  • If you are invited to speak at a conference, be sure that the organizers have an appropriate gender balance. If not, work with them to offer your slot to a fellow female scientist.

  • Stand up. Speak out. Whether at a conference, at lunch, in lab, or on social media, young males need positive role models. Be proud about being proactive.


In collaboration with Dr. Nadine Ziemert (University of Tübingen) and several others, we created a resource for conference organizers who are seeking to invite plenary speakers to natural products meetings. Similar to the Women in Microbiome Research list, we started a Women in Natural Products Research Google Document. The list is curated by the two of us, is currently populated with nearly 150 scientists, and names can be added or removed from the list upon request. It clearly shows that there is no shortage of qualified female speakers in our field. 


Finally, the struggle for equality does not stop at gender. It is wise for the ASP to join a slowly sobering nation and make efforts to enhance opportunities for underrepresented minorities as well, so that bridges exist from neighborhood to lab, and from lab to podium. Our field will benefit. Decades of research have shown that diverse groups of people are more innovative than homogenous groups; just a few summaries were compiled in the Harvard Business Review and Scientific American (here and here). Our ASP, which is filled with kind hearts and open minds, would greatly benefit from amplifying this diversity, which has traditionally been relegated to members of the audience.

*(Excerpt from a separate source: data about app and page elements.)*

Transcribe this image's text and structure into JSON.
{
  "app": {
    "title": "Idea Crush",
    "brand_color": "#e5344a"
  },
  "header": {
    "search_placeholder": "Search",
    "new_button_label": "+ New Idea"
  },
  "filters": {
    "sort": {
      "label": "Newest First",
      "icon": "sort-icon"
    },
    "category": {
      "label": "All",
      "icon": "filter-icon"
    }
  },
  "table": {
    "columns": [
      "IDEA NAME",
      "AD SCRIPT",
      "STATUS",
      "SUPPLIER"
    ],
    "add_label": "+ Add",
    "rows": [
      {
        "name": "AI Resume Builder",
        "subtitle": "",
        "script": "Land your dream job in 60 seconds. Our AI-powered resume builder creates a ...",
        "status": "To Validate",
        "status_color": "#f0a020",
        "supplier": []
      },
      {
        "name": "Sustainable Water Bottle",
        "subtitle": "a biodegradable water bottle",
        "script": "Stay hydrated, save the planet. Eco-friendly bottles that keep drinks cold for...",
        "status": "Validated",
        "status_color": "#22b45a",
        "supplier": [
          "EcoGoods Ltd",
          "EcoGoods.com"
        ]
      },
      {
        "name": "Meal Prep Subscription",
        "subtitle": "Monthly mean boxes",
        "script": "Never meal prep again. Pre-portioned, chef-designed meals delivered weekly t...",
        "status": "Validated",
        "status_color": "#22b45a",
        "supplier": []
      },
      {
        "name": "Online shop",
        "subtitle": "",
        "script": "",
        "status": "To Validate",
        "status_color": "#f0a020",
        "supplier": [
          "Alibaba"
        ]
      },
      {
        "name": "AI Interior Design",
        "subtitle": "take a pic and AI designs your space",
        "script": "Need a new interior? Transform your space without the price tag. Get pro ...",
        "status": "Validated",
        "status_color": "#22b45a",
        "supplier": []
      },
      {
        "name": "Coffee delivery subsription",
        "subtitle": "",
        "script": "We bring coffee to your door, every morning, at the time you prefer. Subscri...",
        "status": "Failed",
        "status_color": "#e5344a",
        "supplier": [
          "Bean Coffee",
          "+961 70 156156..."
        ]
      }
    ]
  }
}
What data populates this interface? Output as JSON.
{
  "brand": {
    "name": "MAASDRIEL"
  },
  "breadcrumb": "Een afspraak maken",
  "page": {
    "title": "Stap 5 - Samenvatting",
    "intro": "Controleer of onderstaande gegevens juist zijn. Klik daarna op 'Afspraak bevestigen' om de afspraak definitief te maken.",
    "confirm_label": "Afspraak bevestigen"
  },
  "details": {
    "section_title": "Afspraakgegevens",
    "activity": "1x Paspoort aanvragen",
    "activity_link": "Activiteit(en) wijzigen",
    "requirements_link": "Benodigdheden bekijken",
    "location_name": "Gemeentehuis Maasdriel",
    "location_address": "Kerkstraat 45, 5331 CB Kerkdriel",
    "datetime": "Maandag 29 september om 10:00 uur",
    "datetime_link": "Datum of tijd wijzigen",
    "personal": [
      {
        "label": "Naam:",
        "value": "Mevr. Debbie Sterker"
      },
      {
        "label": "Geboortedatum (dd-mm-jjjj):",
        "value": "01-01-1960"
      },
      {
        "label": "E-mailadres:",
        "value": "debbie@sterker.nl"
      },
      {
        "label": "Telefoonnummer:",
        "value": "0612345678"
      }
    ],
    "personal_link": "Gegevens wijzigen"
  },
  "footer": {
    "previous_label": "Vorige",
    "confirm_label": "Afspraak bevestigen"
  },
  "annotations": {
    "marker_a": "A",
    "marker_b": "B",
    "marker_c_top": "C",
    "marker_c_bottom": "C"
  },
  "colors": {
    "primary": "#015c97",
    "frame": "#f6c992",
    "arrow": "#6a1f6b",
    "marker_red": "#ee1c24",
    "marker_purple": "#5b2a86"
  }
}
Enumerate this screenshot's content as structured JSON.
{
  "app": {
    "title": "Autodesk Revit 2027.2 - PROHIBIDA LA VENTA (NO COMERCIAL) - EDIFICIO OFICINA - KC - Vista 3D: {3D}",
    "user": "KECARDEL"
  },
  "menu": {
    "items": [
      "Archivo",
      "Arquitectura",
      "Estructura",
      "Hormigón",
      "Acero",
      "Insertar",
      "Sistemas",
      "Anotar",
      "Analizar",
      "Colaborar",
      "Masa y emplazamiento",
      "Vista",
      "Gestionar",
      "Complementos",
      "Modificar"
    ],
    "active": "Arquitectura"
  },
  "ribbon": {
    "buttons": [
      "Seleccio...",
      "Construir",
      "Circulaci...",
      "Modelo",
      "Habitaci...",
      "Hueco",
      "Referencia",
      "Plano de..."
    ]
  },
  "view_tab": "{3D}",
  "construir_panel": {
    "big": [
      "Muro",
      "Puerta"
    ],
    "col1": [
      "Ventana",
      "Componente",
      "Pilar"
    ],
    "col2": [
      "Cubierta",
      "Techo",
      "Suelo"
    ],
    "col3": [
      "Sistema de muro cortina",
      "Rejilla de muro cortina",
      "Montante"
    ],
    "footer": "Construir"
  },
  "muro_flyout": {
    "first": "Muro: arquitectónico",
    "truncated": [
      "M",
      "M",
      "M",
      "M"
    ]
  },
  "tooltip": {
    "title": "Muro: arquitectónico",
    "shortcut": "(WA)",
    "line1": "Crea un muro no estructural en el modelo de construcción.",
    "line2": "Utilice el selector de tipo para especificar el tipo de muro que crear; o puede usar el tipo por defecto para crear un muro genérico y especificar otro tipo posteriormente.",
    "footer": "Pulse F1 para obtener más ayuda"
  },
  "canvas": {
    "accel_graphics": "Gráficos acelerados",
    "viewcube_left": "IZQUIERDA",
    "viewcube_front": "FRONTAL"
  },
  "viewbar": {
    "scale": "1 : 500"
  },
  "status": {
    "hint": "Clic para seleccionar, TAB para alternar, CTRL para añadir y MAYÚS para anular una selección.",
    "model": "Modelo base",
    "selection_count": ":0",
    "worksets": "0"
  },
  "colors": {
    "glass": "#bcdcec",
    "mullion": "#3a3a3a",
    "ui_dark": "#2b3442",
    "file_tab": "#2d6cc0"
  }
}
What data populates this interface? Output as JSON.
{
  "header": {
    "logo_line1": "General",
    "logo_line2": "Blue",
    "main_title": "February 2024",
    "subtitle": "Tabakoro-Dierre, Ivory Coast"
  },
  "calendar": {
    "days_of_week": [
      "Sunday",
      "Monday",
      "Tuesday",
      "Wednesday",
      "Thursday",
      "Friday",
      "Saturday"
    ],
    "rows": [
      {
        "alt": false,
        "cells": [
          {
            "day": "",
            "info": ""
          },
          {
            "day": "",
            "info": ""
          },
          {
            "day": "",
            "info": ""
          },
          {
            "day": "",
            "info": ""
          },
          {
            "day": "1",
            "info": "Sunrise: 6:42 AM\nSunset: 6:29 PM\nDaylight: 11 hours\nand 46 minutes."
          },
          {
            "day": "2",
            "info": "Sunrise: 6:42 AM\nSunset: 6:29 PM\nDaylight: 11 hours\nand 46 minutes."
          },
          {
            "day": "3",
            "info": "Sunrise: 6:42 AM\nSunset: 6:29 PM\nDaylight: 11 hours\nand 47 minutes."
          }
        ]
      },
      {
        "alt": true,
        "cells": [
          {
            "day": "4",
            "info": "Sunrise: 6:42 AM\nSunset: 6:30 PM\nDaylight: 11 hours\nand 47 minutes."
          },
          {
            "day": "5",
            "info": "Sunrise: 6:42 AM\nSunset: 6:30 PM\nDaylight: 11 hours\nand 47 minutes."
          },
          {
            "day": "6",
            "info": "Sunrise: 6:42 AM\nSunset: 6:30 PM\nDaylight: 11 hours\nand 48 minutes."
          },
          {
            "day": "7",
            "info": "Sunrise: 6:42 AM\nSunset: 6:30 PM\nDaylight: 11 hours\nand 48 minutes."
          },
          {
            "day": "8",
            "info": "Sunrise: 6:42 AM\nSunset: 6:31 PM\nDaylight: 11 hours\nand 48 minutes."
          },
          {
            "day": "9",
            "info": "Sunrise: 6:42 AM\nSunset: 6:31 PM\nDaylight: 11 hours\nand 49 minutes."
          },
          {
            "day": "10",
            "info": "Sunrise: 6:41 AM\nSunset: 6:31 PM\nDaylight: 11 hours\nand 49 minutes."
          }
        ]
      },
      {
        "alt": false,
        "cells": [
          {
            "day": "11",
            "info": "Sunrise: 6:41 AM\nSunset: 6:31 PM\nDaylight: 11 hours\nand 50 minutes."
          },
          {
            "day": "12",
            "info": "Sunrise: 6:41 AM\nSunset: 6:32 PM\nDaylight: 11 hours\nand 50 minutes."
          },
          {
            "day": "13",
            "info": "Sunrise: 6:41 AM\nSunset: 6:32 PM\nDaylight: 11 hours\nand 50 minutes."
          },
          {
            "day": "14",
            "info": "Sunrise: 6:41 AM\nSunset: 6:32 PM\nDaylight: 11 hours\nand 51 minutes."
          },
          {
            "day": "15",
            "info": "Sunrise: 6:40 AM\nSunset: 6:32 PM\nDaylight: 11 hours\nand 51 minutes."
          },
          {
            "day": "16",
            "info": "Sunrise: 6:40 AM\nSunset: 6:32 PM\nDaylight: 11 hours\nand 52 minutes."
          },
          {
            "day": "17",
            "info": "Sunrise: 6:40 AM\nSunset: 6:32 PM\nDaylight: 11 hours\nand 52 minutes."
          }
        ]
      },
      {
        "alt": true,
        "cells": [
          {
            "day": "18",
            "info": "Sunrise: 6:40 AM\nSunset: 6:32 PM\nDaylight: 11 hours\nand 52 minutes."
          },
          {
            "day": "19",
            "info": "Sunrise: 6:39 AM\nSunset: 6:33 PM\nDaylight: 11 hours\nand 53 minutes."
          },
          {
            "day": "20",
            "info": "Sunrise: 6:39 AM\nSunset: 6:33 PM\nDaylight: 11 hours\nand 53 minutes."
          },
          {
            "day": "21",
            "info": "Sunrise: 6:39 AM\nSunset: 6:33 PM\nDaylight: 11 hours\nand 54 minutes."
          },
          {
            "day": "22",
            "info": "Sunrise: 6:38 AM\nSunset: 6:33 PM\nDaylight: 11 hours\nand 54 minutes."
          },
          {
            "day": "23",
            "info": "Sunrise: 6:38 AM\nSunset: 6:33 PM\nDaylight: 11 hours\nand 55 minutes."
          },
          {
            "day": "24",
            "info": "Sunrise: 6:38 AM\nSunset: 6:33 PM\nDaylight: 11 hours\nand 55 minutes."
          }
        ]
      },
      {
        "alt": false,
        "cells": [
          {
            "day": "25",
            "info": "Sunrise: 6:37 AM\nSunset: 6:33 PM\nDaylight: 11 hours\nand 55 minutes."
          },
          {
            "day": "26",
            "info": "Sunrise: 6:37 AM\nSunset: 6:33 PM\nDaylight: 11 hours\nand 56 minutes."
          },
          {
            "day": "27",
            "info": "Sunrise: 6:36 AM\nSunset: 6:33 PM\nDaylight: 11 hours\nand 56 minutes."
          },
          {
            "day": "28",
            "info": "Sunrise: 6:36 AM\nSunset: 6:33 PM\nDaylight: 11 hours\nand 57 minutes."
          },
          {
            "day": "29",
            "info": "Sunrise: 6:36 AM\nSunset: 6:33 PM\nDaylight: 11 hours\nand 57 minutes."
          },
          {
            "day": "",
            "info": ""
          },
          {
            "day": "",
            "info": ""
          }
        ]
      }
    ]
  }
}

*Addendum, 10/10/2019. At the time the above article was written, the 2018 conference had not taken place. Conference organizers made attempts to improve the speaker ratio. 2019 stats were recently calculated and added, and reflect the results of direct action by ASP members and conference organizers.